» SOURCE MATERIAL:
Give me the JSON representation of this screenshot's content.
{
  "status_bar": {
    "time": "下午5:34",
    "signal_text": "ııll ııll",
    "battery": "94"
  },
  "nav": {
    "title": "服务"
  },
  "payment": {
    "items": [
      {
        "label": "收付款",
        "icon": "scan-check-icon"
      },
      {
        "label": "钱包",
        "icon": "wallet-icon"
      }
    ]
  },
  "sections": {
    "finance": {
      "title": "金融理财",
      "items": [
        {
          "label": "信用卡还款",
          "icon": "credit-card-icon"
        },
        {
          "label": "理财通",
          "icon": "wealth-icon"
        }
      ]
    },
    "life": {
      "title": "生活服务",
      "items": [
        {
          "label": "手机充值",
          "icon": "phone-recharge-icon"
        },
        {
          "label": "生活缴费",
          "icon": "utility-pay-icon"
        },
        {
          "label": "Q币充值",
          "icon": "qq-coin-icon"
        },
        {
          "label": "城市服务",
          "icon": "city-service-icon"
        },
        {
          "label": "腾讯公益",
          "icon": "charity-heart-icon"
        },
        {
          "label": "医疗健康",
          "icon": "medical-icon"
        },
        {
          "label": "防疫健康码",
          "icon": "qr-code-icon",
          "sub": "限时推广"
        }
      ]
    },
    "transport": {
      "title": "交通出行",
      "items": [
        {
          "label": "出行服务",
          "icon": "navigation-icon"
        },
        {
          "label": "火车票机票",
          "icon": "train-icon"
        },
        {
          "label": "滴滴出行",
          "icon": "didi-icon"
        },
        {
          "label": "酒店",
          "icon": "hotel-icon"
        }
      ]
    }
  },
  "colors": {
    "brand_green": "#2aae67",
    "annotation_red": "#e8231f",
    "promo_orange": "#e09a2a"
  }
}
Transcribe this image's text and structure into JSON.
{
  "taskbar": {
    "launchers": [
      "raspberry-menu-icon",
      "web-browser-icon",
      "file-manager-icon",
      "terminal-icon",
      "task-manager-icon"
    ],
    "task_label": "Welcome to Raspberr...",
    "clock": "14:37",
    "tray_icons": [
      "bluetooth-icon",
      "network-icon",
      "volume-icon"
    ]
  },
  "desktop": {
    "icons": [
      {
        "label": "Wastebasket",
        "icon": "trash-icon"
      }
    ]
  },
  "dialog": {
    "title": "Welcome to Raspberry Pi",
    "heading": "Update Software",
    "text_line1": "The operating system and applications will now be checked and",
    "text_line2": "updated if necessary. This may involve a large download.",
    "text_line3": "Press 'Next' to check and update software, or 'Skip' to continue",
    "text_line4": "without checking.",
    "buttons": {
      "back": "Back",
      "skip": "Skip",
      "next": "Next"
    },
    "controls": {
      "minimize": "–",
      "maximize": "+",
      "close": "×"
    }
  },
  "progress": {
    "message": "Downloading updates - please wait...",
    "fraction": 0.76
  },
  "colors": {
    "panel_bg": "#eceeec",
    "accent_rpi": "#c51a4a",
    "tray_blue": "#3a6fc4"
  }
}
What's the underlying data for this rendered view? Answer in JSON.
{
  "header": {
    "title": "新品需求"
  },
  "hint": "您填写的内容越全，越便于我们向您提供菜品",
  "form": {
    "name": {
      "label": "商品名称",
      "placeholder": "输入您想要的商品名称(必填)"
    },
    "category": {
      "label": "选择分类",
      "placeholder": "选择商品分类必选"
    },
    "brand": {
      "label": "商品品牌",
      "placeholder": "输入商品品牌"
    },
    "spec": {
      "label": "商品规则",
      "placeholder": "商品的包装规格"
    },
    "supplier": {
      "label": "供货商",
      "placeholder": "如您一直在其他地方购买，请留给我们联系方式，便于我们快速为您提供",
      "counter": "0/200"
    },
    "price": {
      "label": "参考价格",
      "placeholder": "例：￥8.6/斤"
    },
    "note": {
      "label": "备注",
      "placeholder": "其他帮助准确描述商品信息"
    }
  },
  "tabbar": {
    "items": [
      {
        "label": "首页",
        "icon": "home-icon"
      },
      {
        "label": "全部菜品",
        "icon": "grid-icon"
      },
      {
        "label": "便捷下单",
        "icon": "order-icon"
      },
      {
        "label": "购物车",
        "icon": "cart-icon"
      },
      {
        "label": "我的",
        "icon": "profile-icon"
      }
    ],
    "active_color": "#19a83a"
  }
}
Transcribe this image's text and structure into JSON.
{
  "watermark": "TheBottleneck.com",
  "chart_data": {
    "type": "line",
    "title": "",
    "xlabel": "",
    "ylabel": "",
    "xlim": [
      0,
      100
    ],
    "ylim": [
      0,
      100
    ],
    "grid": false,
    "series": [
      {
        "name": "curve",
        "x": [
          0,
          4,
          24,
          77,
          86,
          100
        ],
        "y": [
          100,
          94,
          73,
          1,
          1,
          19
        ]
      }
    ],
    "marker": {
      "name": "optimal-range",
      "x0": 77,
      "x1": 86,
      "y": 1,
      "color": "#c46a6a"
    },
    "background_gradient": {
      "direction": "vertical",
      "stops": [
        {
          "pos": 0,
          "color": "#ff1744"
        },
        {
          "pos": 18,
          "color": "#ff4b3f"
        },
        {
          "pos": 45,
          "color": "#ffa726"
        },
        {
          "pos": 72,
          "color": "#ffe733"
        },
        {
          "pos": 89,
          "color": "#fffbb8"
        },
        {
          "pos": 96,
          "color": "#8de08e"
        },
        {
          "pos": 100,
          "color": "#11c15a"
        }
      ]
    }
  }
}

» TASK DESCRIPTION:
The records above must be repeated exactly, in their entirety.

» WRITTEN SOLUTION:
Give me the JSON representation of this screenshot's content.
{
  "status_bar": {
    "time": "下午5:34",
    "signal_text": "ııll ııll",
    "battery": "94"
  },
  "nav": {
    "title": "服务"
  },
  "payment": {
    "items": [
      {
        "label": "收付款",
        "icon": "scan-check-icon"
      },
      {
        "label": "钱包",
        "icon": "wallet-icon"
      }
    ]
  },
  "sections": {
    "finance": {
      "title": "金融理财",
      "items": [
        {
          "label": "信用卡还款",
          "icon": "credit-card-icon"
        },
        {
          "label": "理财通",
          "icon": "wealth-icon"
        }
      ]
    },
    "life": {
      "title": "生活服务",
      "items": [
        {
          "label": "手机充值",
          "icon": "phone-recharge-icon"
        },
        {
          "label": "生活缴费",
          "icon": "utility-pay-icon"
        },
        {
          "label": "Q币充值",
          "icon": "qq-coin-icon"
        },
        {
          "label": "城市服务",
          "icon": "city-service-icon"
        },
        {
          "label": "腾讯公益",
          "icon": "charity-heart-icon"
        },
        {
          "label": "医疗健康",
          "icon": "medical-icon"
        },
        {
          "label": "防疫健康码",
          "icon": "qr-code-icon",
          "sub": "限时推广"
        }
      ]
    },
    "transport": {
      "title": "交通出行",
      "items": [
        {
          "label": "出行服务",
          "icon": "navigation-icon"
        },
        {
          "label": "火车票机票",
          "icon": "train-icon"
        },
        {
          "label": "滴滴出行",
          "icon": "didi-icon"
        },
        {
          "label": "酒店",
          "icon": "hotel-icon"
        }
      ]
    }
  },
  "colors": {
    "brand_green": "#2aae67",
    "annotation_red": "#e8231f",
    "promo_orange": "#e09a2a"
  }
}
Transcribe this image's text and structure into JSON.
{
  "taskbar": {
    "launchers": [
      "raspberry-menu-icon",
      "web-browser-icon",
      "file-manager-icon",
      "terminal-icon",
      "task-manager-icon"
    ],
    "task_label": "Welcome to Raspberr...",
    "clock": "14:37",
    "tray_icons": [
      "bluetooth-icon",
      "network-icon",
      "volume-icon"
    ]
  },
  "desktop": {
    "icons": [
      {
        "label": "Wastebasket",
        "icon": "trash-icon"
      }
    ]
  },
  "dialog": {
    "title": "Welcome to Raspberry Pi",
    "heading": "Update Software",
    "text_line1": "The operating system and applications will now be checked and",
    "text_line2": "updated if necessary. This may involve a large download.",
    "text_line3": "Press 'Next' to check and update software, or 'Skip' to continue",
    "text_line4": "without checking.",
    "buttons": {
      "back": "Back",
      "skip": "Skip",
      "next": "Next"
    },
    "controls": {
      "minimize": "–",
      "maximize": "+",
      "close": "×"
    }
  },
  "progress": {
    "message": "Downloading updates - please wait...",
    "fraction": 0.76
  },
  "colors": {
    "panel_bg": "#eceeec",
    "accent_rpi": "#c51a4a",
    "tray_blue": "#3a6fc4"
  }
}
What's the underlying data for this rendered view? Answer in JSON.
{
  "header": {
    "title": "新品需求"
  },
  "hint": "您填写的内容越全，越便于我们向您提供菜品",
  "form": {
    "name": {
      "label": "商品名称",
      "placeholder": "输入您想要的商品名称(必填)"
    },
    "category": {
      "label": "选择分类",
      "placeholder": "选择商品分类必选"
    },
    "brand": {
      "label": "商品品牌",
      "placeholder": "输入商品品牌"
    },
    "spec": {
      "label": "商品规则",
      "placeholder": "商品的包装规格"
    },
    "supplier": {
      "label": "供货商",
      "placeholder": "如您一直在其他地方购买，请留给我们联系方式，便于我们快速为您提供",
      "counter": "0/200"
    },
    "price": {
      "label": "参考价格",
      "placeholder": "例：￥8.6/斤"
    },
    "note": {
      "label": "备注",
      "placeholder": "其他帮助准确描述商品信息"
    }
  },
  "tabbar": {
    "items": [
      {
        "label": "首页",
        "icon": "home-icon"
      },
      {
        "label": "全部菜品",
        "icon": "grid-icon"
      },
      {
        "label": "便捷下单",
        "icon": "order-icon"
      },
      {
        "label": "购物车",
        "icon": "cart-icon"
      },
      {
        "label": "我的",
        "icon": "profile-icon"
      }
    ],
    "active_color": "#19a83a"
  }
}
Transcribe this image's text and structure into JSON.
{
  "watermark": "TheBottleneck.com",
  "chart_data": {
    "type": "line",
    "title": "",
    "xlabel": "",
    "ylabel": "",
    "xlim": [
      0,
      100
    ],
    "ylim": [
      0,
      100
    ],
    "grid": false,
    "series": [
      {
        "name": "curve",
        "x": [
          0,
          4,
          24,
          77,
          86,
          100
        ],
        "y": [
          100,
          94,
          73,
          1,
          1,
          19
        ]
      }
    ],
    "marker": {
      "name": "optimal-range",
      "x0": 77,
      "x1": 86,
      "y": 1,
      "color": "#c46a6a"
    },
    "background_gradient": {
      "direction": "vertical",
      "stops": [
        {
          "pos": 0,
          "color": "#ff1744"
        },
        {
          "pos": 18,
          "color": "#ff4b3f"
        },
        {
          "pos": 45,
          "color": "#ffa726"
        },
        {
          "pos": 72,
          "color": "#ffe733"
        },
        {
          "pos": 89,
          "color": "#fffbb8"
        },
        {
          "pos": 96,
          "color": "#8de08e"
        },
        {
          "pos": 100,
          "color": "#11c15a"
        }
      ]
    }
  }
}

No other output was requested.